TASK REQUIREMENTS =
The data below has to be returned exactly, down to the last character.

----- PROVIDED DATA -----

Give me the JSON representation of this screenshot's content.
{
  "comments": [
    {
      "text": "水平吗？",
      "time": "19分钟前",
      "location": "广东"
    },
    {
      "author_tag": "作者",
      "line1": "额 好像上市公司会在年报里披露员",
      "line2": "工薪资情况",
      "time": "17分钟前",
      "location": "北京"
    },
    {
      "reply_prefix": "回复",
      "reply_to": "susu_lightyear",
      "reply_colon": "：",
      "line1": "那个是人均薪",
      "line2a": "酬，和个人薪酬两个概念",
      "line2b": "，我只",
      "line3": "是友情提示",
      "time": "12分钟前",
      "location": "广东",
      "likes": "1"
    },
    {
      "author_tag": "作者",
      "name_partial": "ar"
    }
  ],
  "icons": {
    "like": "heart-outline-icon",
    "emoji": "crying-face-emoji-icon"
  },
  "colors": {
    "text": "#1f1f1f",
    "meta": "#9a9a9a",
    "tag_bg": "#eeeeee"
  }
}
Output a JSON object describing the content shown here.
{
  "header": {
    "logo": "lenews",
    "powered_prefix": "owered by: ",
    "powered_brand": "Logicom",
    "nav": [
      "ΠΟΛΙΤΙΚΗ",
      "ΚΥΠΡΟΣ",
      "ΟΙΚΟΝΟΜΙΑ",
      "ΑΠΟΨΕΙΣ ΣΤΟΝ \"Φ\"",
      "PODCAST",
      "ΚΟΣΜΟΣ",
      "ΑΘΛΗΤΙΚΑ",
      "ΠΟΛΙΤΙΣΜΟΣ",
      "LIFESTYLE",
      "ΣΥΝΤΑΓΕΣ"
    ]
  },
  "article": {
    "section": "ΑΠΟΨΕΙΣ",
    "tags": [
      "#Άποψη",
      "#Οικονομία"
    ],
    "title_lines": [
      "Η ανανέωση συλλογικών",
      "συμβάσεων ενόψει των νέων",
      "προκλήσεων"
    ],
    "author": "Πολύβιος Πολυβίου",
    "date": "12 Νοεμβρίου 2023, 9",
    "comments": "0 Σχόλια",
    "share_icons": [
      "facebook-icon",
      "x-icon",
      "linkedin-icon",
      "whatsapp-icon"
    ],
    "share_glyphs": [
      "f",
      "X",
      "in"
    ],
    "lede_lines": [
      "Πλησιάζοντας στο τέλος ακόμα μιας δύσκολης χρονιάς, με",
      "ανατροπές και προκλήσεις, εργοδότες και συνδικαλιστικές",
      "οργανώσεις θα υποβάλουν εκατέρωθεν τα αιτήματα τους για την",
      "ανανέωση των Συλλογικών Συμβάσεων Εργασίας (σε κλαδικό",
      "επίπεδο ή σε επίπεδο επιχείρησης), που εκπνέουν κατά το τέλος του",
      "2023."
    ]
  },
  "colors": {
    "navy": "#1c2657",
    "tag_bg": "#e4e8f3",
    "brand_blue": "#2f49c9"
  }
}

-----

RESPONSE BOX =
Give me the JSON representation of this screenshot's content.
{
  "comments": [
    {
      "text": "水平吗？",
      "time": "19分钟前",
      "location": "广东"
    },
    {
      "author_tag": "作者",
      "line1": "额 好像上市公司会在年报里披露员",
      "line2": "工薪资情况",
      "time": "17分钟前",
      "location": "北京"
    },
    {
      "reply_prefix": "回复",
      "reply_to": "susu_lightyear",
      "reply_colon": "：",
      "line1": "那个是人均薪",
      "line2a": "酬，和个人薪酬两个概念",
      "line2b": "，我只",
      "line3": "是友情提示",
      "time": "12分钟前",
      "location": "广东",
      "likes": "1"
    },
    {
      "author_tag": "作者",
      "name_partial": "ar"
    }
  ],
  "icons": {
    "like": "heart-outline-icon",
    "emoji": "crying-face-emoji-icon"
  },
  "colors": {
    "text": "#1f1f1f",
    "meta": "#9a9a9a",
    "tag_bg": "#eeeeee"
  }
}
Output a JSON object describing the content shown here.
{
  "header": {
    "logo": "lenews",
    "powered_prefix": "owered by: ",
    "powered_brand": "Logicom",
    "nav": [
      "ΠΟΛΙΤΙΚΗ",
      "ΚΥΠΡΟΣ",
      "ΟΙΚΟΝΟΜΙΑ",
      "ΑΠΟΨΕΙΣ ΣΤΟΝ \"Φ\"",
      "PODCAST",
      "ΚΟΣΜΟΣ",
      "ΑΘΛΗΤΙΚΑ",
      "ΠΟΛΙΤΙΣΜΟΣ",
      "LIFESTYLE",
      "ΣΥΝΤΑΓΕΣ"
    ]
  },
  "article": {
    "section": "ΑΠΟΨΕΙΣ",
    "tags": [
      "#Άποψη",
      "#Οικονομία"
    ],
    "title_lines": [
      "Η ανανέωση συλλογικών",
      "συμβάσεων ενόψει των νέων",
      "προκλήσεων"
    ],
    "author": "Πολύβιος Πολυβίου",
    "date": "12 Νοεμβρίου 2023, 9",
    "comments": "0 Σχόλια",
    "share_icons": [
      "facebook-icon",
      "x-icon",
      "linkedin-icon",
      "whatsapp-icon"
    ],
    "share_glyphs": [
      "f",
      "X",
      "in"
    ],
    "lede_lines": [
      "Πλησιάζοντας στο τέλος ακόμα μιας δύσκολης χρονιάς, με",
      "ανατροπές και προκλήσεις, εργοδότες και συνδικαλιστικές",
      "οργανώσεις θα υποβάλουν εκατέρωθεν τα αιτήματα τους για την",
      "ανανέωση των Συλλογικών Συμβάσεων Εργασίας (σε κλαδικό",
      "επίπεδο ή σε επίπεδο επιχείρησης), που εκπνέουν κατά το τέλος του",
      "2023."
    ]
  },
  "colors": {
    "navy": "#1c2657",
    "tag_bg": "#e4e8f3",
    "brand_blue": "#2f49c9"
  }
}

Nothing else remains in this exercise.